** Work item **
Sort through the data and copy the lines holding the word "管理员管理".

** Source records **
*** Block opens ***

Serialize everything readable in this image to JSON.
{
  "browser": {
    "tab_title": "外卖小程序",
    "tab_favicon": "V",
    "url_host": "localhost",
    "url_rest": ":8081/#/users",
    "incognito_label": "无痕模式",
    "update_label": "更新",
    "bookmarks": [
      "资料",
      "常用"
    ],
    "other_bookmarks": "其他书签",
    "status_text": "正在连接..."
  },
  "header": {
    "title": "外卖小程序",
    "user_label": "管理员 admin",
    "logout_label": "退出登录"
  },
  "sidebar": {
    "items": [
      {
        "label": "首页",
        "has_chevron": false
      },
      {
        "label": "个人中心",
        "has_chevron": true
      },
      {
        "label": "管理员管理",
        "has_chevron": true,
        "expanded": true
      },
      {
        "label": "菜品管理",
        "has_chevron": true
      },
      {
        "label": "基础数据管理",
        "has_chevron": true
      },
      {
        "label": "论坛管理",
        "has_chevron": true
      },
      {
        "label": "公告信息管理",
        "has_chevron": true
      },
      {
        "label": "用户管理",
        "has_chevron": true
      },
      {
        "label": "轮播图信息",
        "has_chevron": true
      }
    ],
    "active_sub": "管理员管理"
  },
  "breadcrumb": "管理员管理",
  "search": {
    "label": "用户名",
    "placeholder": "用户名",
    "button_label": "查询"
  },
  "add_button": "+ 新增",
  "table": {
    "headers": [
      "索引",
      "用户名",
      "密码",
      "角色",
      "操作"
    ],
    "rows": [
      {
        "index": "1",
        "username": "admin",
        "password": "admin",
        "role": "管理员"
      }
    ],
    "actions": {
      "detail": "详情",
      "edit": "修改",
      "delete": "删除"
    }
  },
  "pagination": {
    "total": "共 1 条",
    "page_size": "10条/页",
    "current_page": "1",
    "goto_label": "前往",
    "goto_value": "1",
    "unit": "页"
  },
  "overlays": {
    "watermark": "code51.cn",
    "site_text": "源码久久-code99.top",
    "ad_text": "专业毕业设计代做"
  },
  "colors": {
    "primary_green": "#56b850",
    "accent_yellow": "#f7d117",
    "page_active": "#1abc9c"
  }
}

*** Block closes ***

** Answer box **
        "label": "管理员管理",
    "active_sub": "管理员管理"
  "breadcrumb": "管理员管理",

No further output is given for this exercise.